Last week, I found a copy of The Scientist lying on kitchen counter that dealt with, in a purely scientific form, sex. It was subtitled: “Sex…virtually all animals do it, but scientists still don’t know how or why it evolved.”
Out of curiosity, I read most of it. Between a cross-species commentary on sex drive, the consideration of a homosexuality gene, a frank assessment of treatment of female sexual dysfunction, and a few other bits and pieces, it was actually very interesting.
By contrast, the last issue of Cosmo I read (left shoved under the register by a co-worker at the coffee bar), was loaded with articles dealing with what men really want in bed, how to deal with your toilette (isn’t that a fun, archaic word?) after an “unexpected adult sleepover” at your boyfriend’s house, a debate on the merits of female vs. male gynecologists, and an excerpt from the latest Harlequin bestseller. Same topic, different take.
But neither of them answered my most puzzling question about sex, namely: why, when both popular and scientific media have widely publicized the act, is it so taboo?
For example: just because I’m discussing sex in this post, I have to mark it as PG-13. I haven’t said anything sordid or crass and I have no intention of doing so – just the same, I’m obligated to mark it as PG-13. Some could say this is because those under 12 are unable to grasp the concept, but the same can be said about politics, extreme paranoia, non-Euclidean geometry and most of my other posts. Thus far, one has yet reported me for not sticking a rating on any of those.
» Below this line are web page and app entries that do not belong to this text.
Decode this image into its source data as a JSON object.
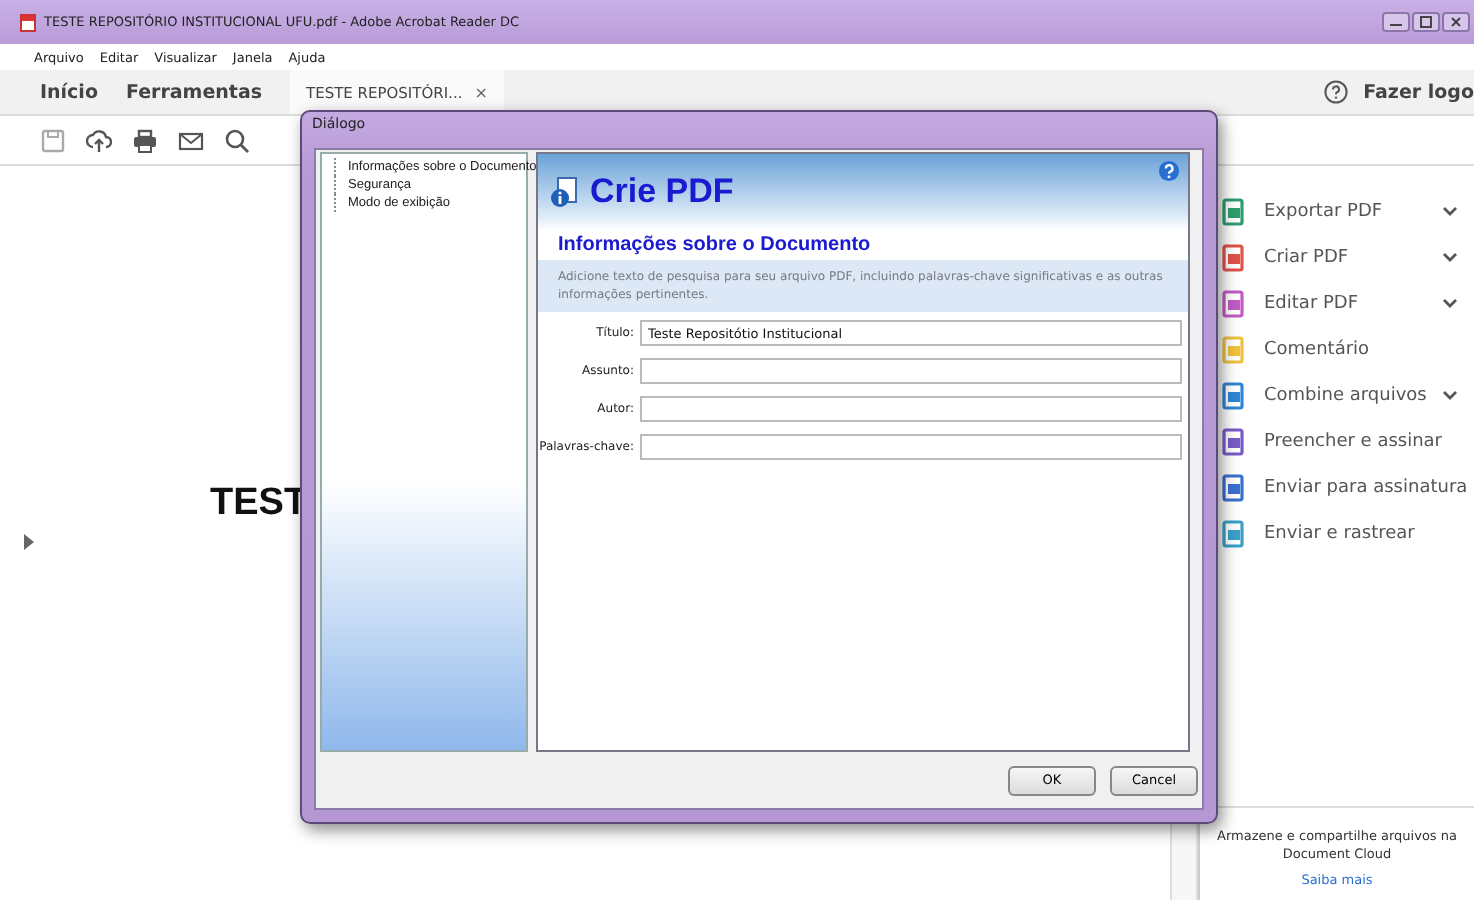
{
  "window": {
    "title": "TESTE REPOSITÓRIO INSTITUCIONAL UFU.pdf - Adobe Acrobat Reader DC"
  },
  "menu": [
    "Arquivo",
    "Editar",
    "Visualizar",
    "Janela",
    "Ajuda"
  ],
  "tabs": [
    {
      "label": "Início",
      "kind": "nav"
    },
    {
      "label": "Ferramentas",
      "kind": "nav"
    },
    {
      "label": "TESTE REPOSITÓRI...",
      "kind": "doc",
      "close": "×"
    }
  ],
  "account": {
    "label": "Fazer logo"
  },
  "document": {
    "text": "TEST"
  },
  "tools": [
    {
      "label": "Exportar PDF",
      "color": "#2e9e6e",
      "expandable": true
    },
    {
      "label": "Criar PDF",
      "color": "#e0524a",
      "expandable": true
    },
    {
      "label": "Editar PDF",
      "color": "#c25bc4",
      "expandable": true
    },
    {
      "label": "Comentário",
      "color": "#f0c23c",
      "expandable": false
    },
    {
      "label": "Combine arquivos",
      "color": "#2f86d6",
      "expandable": true
    },
    {
      "label": "Preencher e assinar",
      "color": "#7a5bc8",
      "expandable": false
    },
    {
      "label": "Enviar para assinatura",
      "color": "#3b6fd0",
      "expandable": false
    },
    {
      "label": "Enviar e rastrear",
      "color": "#3aa0c8",
      "expandable": false
    }
  ],
  "cloud": {
    "text": "Armazene e compartilhe arquivos na Document Cloud",
    "link": "Saiba mais"
  },
  "dialog": {
    "title": "Diálogo",
    "tree": [
      "Informações sobre o Documento",
      "Segurança",
      "Modo de exibição"
    ],
    "heading": "Crie PDF",
    "section_title": "Informações sobre o Documento",
    "description": "Adicione texto de pesquisa para seu arquivo PDF, incluindo palavras-chave significativas  e as outras informações pertinentes.",
    "fields": [
      {
        "label": "Título:",
        "value": "Teste Repositótio Institucional"
      },
      {
        "label": "Assunto:"
      },
      {
        "label": "Autor:"
      },
      {
        "label": "Palavras-chave:"
      }
    ],
    "buttons": [
      "OK",
      "Cancel"
    ]
  }
}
But sex? That’s got to have some sort of barrier in front of it.
Firstly, I’m not saying that we should scrap ratings or encourage public sex, but I am wondering when the act became an embarrassment. Secondly, I recognize that this is a high cultural thing – the US in particular is very uptight on the subject, possibly because our founding fathers were Puritans.
This dislike of sex, however, did not originate with them. There was, at one point, a time when Europe (England especially) was covering table legs, piano legs, and anything else that looked like a leg; in polite society one did not mention “limbs” and books on “population control” were considered obscene. And yet…this is the same time period which was shoving women into corsets to give them, let’s admit it, a sexy figure.
There is this duality – a ban on all mention of procreation (or, gasp, recreation), while at the same time encouraging people, women in particular, to dress in ways that, while they may not be provocative, are certainly attractive. While the extreme aberration to sex had its backlash in the sexual revolution of the 60’s and 70’s, the issue never really resolved itself, particularly in the United States. There still remains the desire, and encouragement, to be sexy, while there exists a moral ban on the act of sex itself. It is a fine and extremely uncomfortable line.
I guess my point to all of this is that I don’t, from a common sense perspective, understand any of this. Oh, I get that it’s really just the pressure of two sets of moral thinking essentially playing “Dueling Banjos,” but, from someone who is standing on that fine and uncomfortable line, it’s more than a little frustrating.
Among other things, I would like to be able to read a trashy romance novel without there being this general sense I should feel guilty for doing so.